• [About this task] Go through the lines below and copy each one that holds the string "Windows".

• [Input data]
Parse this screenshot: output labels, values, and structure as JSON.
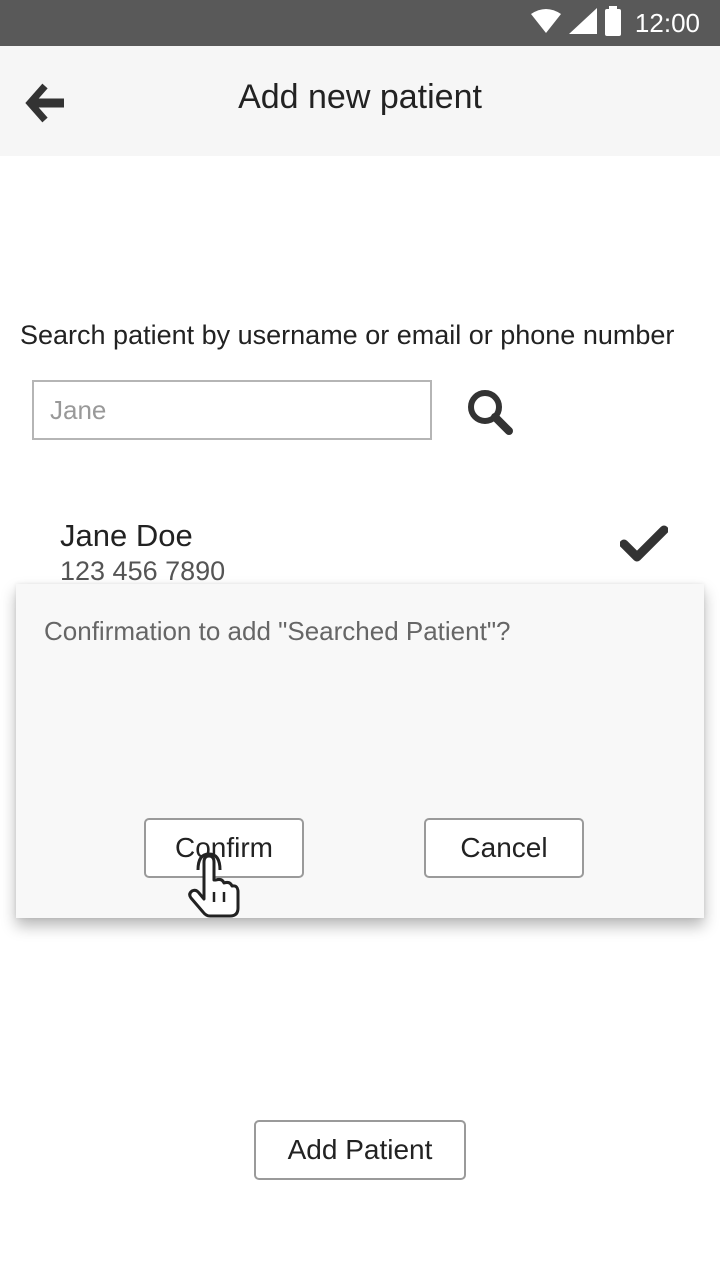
{
  "status_bar": {
    "time": "12:00",
    "icons": [
      "wifi-icon",
      "signal-icon",
      "battery-icon"
    ]
  },
  "header": {
    "title": "Add new patient",
    "back_icon": "arrow-left-icon"
  },
  "search": {
    "label": "Search patient by username or email or phone number",
    "placeholder": "Jane",
    "value": "",
    "button_icon": "search-icon"
  },
  "result": {
    "name": "Jane Doe",
    "phone": "123 456 7890",
    "selected_icon": "check-icon"
  },
  "dialog": {
    "message": "Confirmation to add \"Searched Patient\"?",
    "confirm_label": "Confirm",
    "cancel_label": "Cancel",
    "pointer_icon": "hand-pointer-icon"
  },
  "footer": {
    "add_label": "Add Patient"
  },
  "colors": {
    "status_bar": "#595959",
    "app_bar": "#f6f6f6",
    "dialog_bg": "#f8f8f8",
    "icon": "#333333"
  }
}
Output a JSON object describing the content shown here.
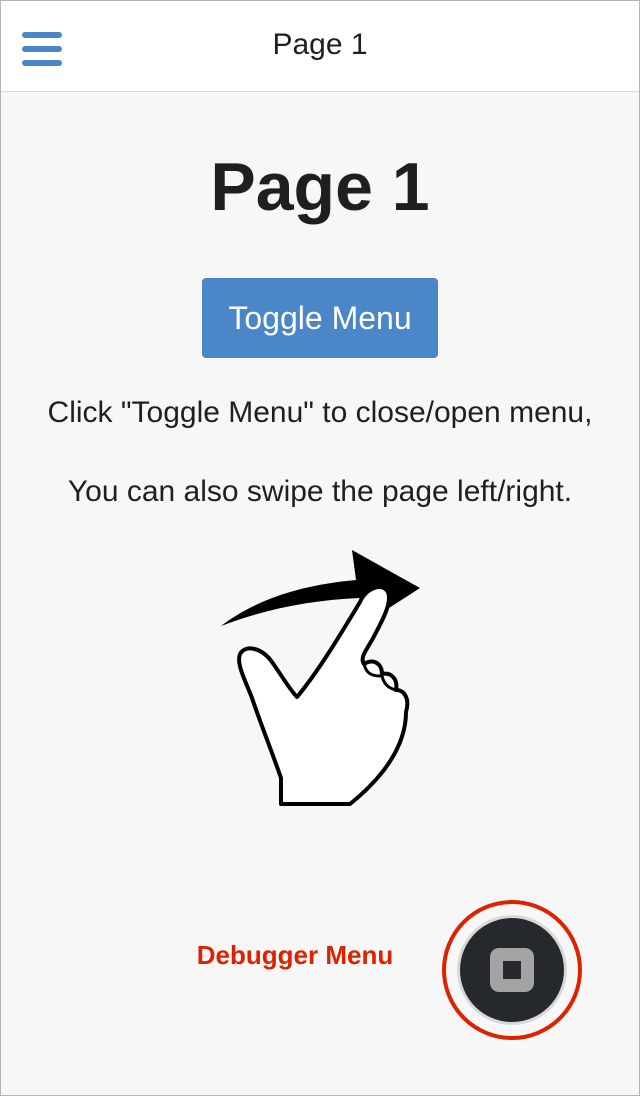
{
  "navbar": {
    "title": "Page 1",
    "menu_icon": "hamburger-menu-icon",
    "accent_color": "#4a86c8"
  },
  "main": {
    "heading": "Page 1",
    "toggle_button_label": "Toggle Menu",
    "instruction_line_1": "Click \"Toggle Menu\" to close/open menu,",
    "instruction_line_2": "You can also swipe the page left/right.",
    "gesture_icon": "swipe-gesture-icon"
  },
  "debugger": {
    "label": "Debugger Menu",
    "label_color": "#dd2200",
    "button_icon": "stop-square-icon"
  }
}
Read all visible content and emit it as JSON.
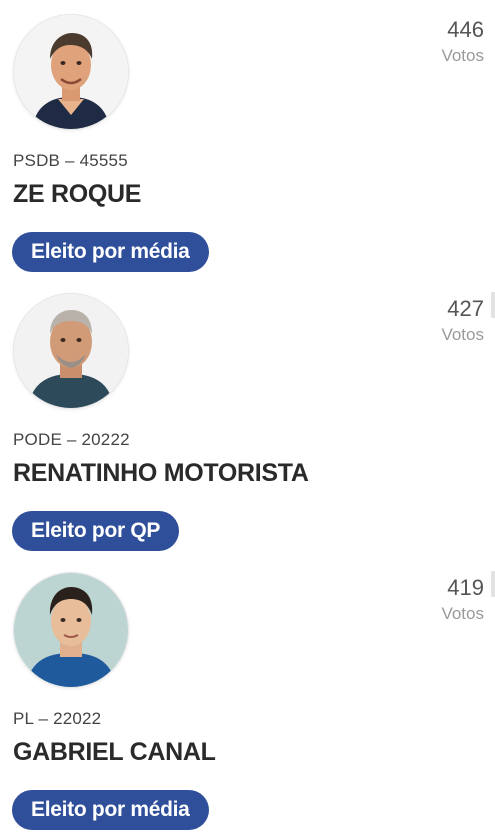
{
  "candidates": [
    {
      "party": "PSDB – 45555",
      "name": "ZE ROQUE",
      "votes": "446",
      "votes_label": "Votos",
      "status": "Eleito por média",
      "status_color": "#2f4f9a"
    },
    {
      "party": "PODE – 20222",
      "name": "RENATINHO MOTORISTA",
      "votes": "427",
      "votes_label": "Votos",
      "status": "Eleito por QP",
      "status_color": "#2f4f9a"
    },
    {
      "party": "PL – 22022",
      "name": "GABRIEL CANAL",
      "votes": "419",
      "votes_label": "Votos",
      "status": "Eleito por média",
      "status_color": "#2f4f9a"
    }
  ]
}
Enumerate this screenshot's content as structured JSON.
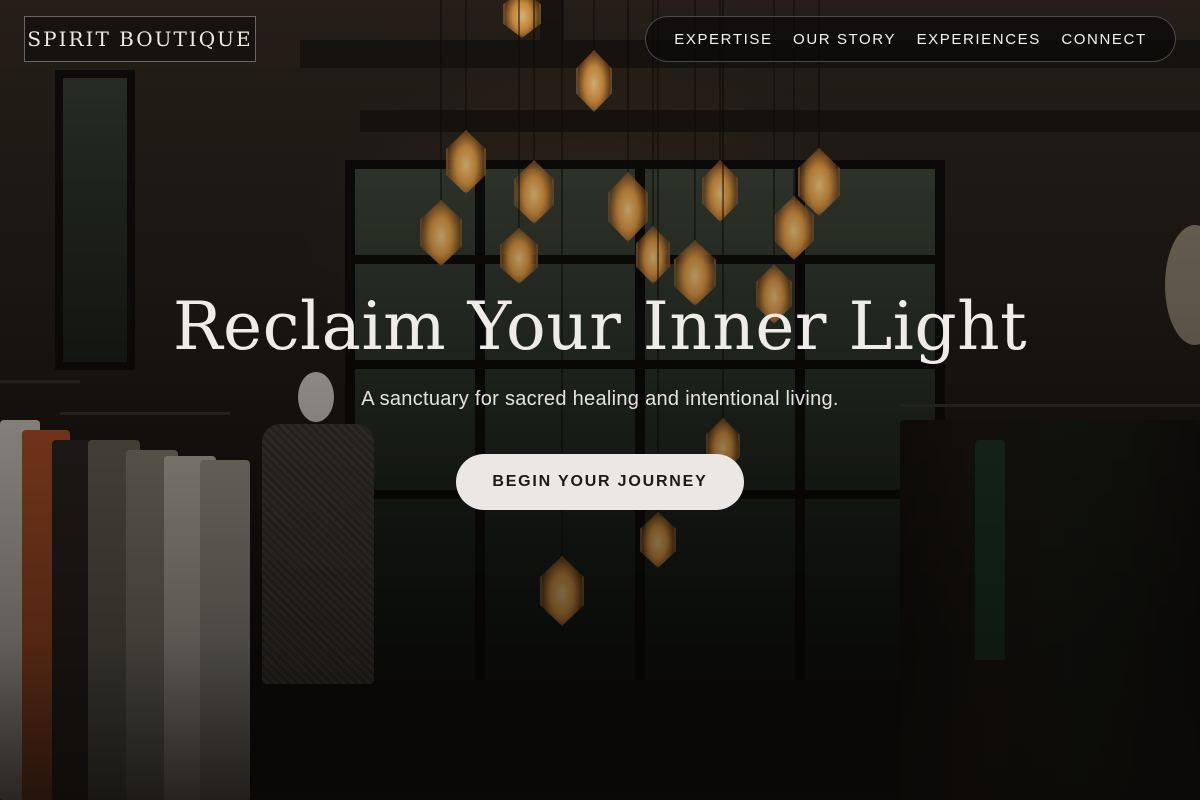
{
  "brand": {
    "name": "SPIRIT BOUTIQUE"
  },
  "nav": {
    "items": [
      {
        "label": "EXPERTISE"
      },
      {
        "label": "OUR STORY"
      },
      {
        "label": "EXPERIENCES"
      },
      {
        "label": "CONNECT"
      }
    ]
  },
  "hero": {
    "title": "Reclaim Your Inner Light",
    "subtitle": "A sanctuary for sacred healing and intentional living.",
    "cta_label": "BEGIN YOUR JOURNEY",
    "background_image": "boutique-interior-with-pendant-lamps"
  },
  "colors": {
    "accent_warm": "#e79e44",
    "cta_background": "#ebe7e3",
    "nav_background": "#0a0a0a"
  }
}
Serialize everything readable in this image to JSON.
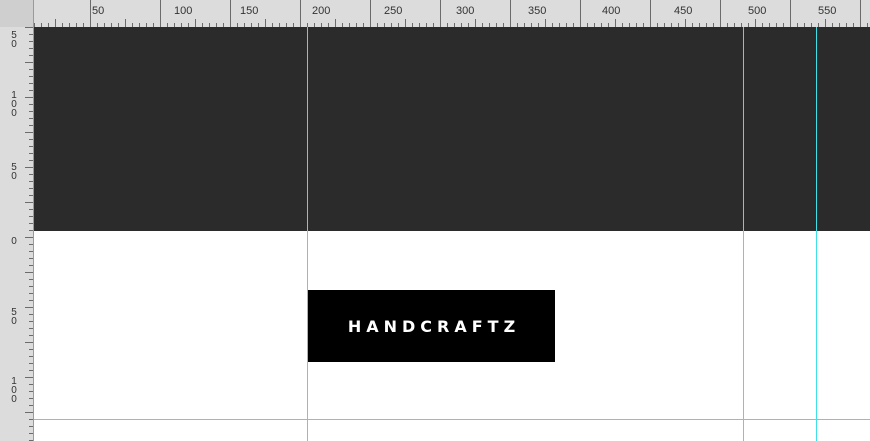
{
  "ruler": {
    "top_labels": [
      "50",
      "100",
      "150",
      "200",
      "250",
      "300",
      "350",
      "400",
      "450",
      "500",
      "550"
    ],
    "left_labels": [
      "5\n0",
      "1\n0\n0",
      "5\n0",
      "0",
      "5\n0",
      "1\n0\n0"
    ]
  },
  "canvas": {
    "logo_text": "HANDCRAFTZ"
  },
  "colors": {
    "dark_band": "#2b2b2b",
    "guide": "#3fe0e8",
    "logo_bg": "#000000",
    "logo_text": "#ffffff"
  }
}
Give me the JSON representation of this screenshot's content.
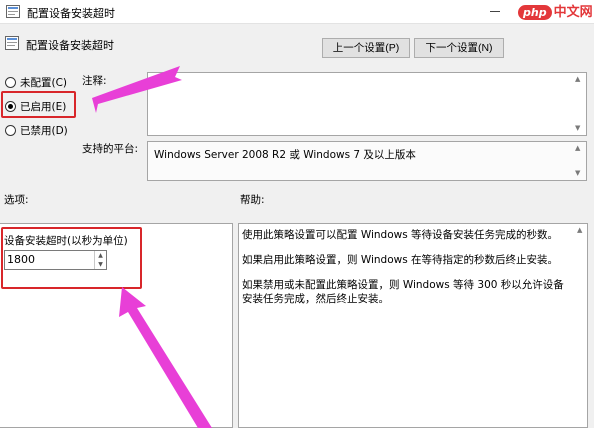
{
  "window": {
    "title": "配置设备安装超时",
    "watermark_php": "php",
    "watermark_cn": "中文网"
  },
  "header": {
    "title": "配置设备安装超时",
    "prev_label": "上一个设置(P)",
    "next_label": "下一个设置(N)"
  },
  "state": {
    "options": [
      {
        "label": "未配置(C)",
        "checked": false
      },
      {
        "label": "已启用(E)",
        "checked": true
      },
      {
        "label": "已禁用(D)",
        "checked": false
      }
    ]
  },
  "comment": {
    "label": "注释:",
    "value": ""
  },
  "platform": {
    "label": "支持的平台:",
    "value": "Windows Server 2008 R2 或 Windows 7 及以上版本"
  },
  "options_pane": {
    "label": "选项:",
    "caption": "设备安装超时(以秒为单位)",
    "timeout_value": "1800"
  },
  "help_pane": {
    "label": "帮助:",
    "paragraphs": [
      "使用此策略设置可以配置 Windows 等待设备安装任务完成的秒数。",
      "如果启用此策略设置，则 Windows 在等待指定的秒数后终止安装。",
      "如果禁用或未配置此策略设置，则 Windows 等待 300 秒以允许设备安装任务完成，然后终止安装。"
    ]
  },
  "colors": {
    "highlight": "#d8262a",
    "arrow": "#e83fd7",
    "brand": "#e3373a"
  }
}
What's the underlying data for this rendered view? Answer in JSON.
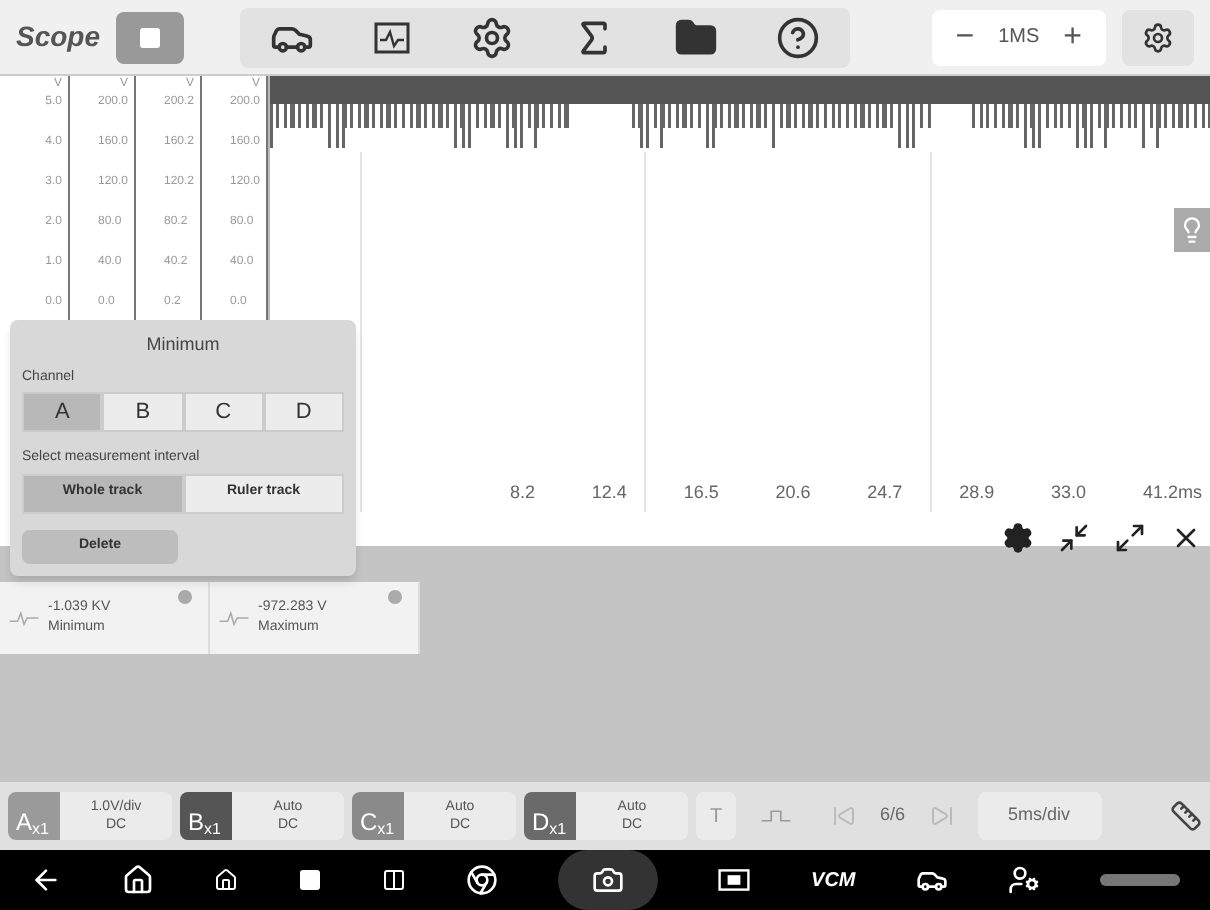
{
  "toolbar": {
    "title": "Scope",
    "timebase": {
      "minus": "−",
      "value": "1MS",
      "plus": "+"
    }
  },
  "axes": [
    {
      "unit": "V",
      "ticks": [
        "5.0",
        "4.0",
        "3.0",
        "2.0",
        "1.0",
        "0.0"
      ]
    },
    {
      "unit": "V",
      "ticks": [
        "200.0",
        "160.0",
        "120.0",
        "80.0",
        "40.0",
        "0.0"
      ]
    },
    {
      "unit": "V",
      "ticks": [
        "200.2",
        "160.2",
        "120.2",
        "80.2",
        "40.2",
        "0.2"
      ]
    },
    {
      "unit": "V",
      "ticks": [
        "200.0",
        "160.0",
        "120.0",
        "80.0",
        "40.0",
        "0.0"
      ]
    }
  ],
  "x_ticks": [
    "8.2",
    "12.4",
    "16.5",
    "20.6",
    "24.7",
    "28.9",
    "33.0",
    "41.2ms"
  ],
  "popup": {
    "title": "Minimum",
    "channel_label": "Channel",
    "channels": [
      {
        "label": "A",
        "selected": true
      },
      {
        "label": "B",
        "selected": false
      },
      {
        "label": "C",
        "selected": false
      },
      {
        "label": "D",
        "selected": false
      }
    ],
    "interval_label": "Select measurement interval",
    "intervals": [
      {
        "label": "Whole track",
        "selected": true
      },
      {
        "label": "Ruler track",
        "selected": false
      }
    ],
    "delete": "Delete"
  },
  "measurements": [
    {
      "value": "-1.039 KV",
      "name": "Minimum"
    },
    {
      "value": "-972.283 V",
      "name": "Maximum"
    }
  ],
  "channel_bar": [
    {
      "letter": "A",
      "probe": "x1",
      "scale": "1.0V/div",
      "coupling": "DC",
      "color": "#9a9a9a"
    },
    {
      "letter": "B",
      "probe": "x1",
      "scale": "Auto",
      "coupling": "DC",
      "color": "#555555"
    },
    {
      "letter": "C",
      "probe": "x1",
      "scale": "Auto",
      "coupling": "DC",
      "color": "#8a8a8a"
    },
    {
      "letter": "D",
      "probe": "x1",
      "scale": "Auto",
      "coupling": "DC",
      "color": "#6a6a6a"
    }
  ],
  "trigger": "T",
  "page": "6/6",
  "timediv": "5ms/div",
  "nav": {
    "vcm": "VCM"
  }
}
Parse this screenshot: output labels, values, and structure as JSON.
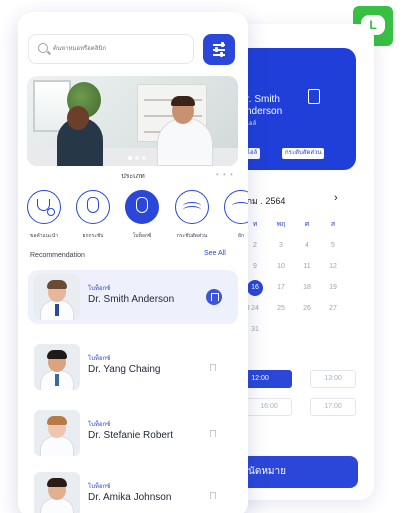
{
  "back": {
    "doctor_name_1": "r. Smith",
    "doctor_name_2": "nderson",
    "doctor_spec": "ไอล์",
    "tags": [
      "ไอล์",
      "กระดับสัดส่วน"
    ],
    "month": "ภม . 2564",
    "weekdays": [
      "ท",
      "พฤ",
      "ศ",
      "ส"
    ],
    "calendar_rows": [
      [
        "2",
        "3",
        "4",
        "5"
      ],
      [
        "9",
        "10",
        "11",
        "12"
      ],
      [
        "16",
        "17",
        "18",
        "19"
      ],
      [
        "23",
        "24",
        "25",
        "26",
        "27"
      ],
      [
        "31"
      ]
    ],
    "selected_day": "16",
    "slots": [
      "12:00",
      "13:00",
      "16:00",
      "17:00"
    ],
    "book_label": "อนัดหมาย",
    "line_label": "L"
  },
  "front": {
    "search": {
      "placeholder": "ค้นหาหมอหรือคลินิก"
    },
    "category_title": "ประเภท",
    "category_more": "• • •",
    "categories": [
      {
        "label": "ขอคำแนะนำ",
        "icon": "stethoscope-icon"
      },
      {
        "label": "ยกกระชับ",
        "icon": "face-icon"
      },
      {
        "label": "โบท็อกซ์",
        "icon": "face-icon",
        "selected": true
      },
      {
        "label": "กระชับสัดส่วน",
        "icon": "wave-icon"
      },
      {
        "label": "ยัก",
        "icon": "wave-icon"
      }
    ],
    "recommendation_label": "Recommendation",
    "see_all": "See All",
    "doctors": [
      {
        "specialty": "โบท็อกซ์",
        "name": "Dr. Smith Anderson",
        "bookmarked": true
      },
      {
        "specialty": "โบท็อกซ์",
        "name": "Dr. Yang Chaing",
        "bookmarked": false
      },
      {
        "specialty": "โบท็อกซ์",
        "name": "Dr. Stefanie Robert",
        "bookmarked": false
      },
      {
        "specialty": "โบท็อกซ์",
        "name": "Dr. Amika Johnson",
        "bookmarked": false
      }
    ]
  },
  "colors": {
    "accent": "#2a47d9",
    "line_green": "#39c043",
    "selected_card": "#eef1fb"
  }
}
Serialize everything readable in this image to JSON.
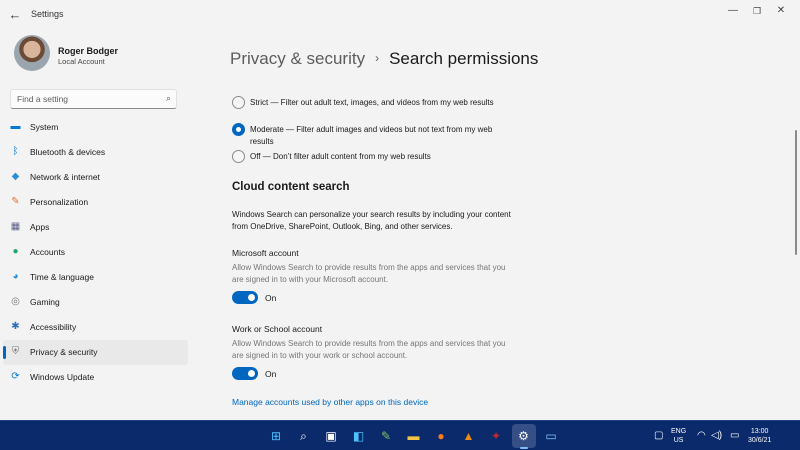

• [Expected answer]
    "value": "Windows Server 2008 R2 或 Windows 7 及以上版本"
      "使用此策略设置可以配置 Windows 等待设备安装任务完成的秒数。",
      "如果启用此策略设置，则 Windows 在等待指定的秒数后终止安装。",
      "如果禁用或未配置此策略设置，则 Windows 等待 300 秒以允许设备安装任务完成，然后终止安装。"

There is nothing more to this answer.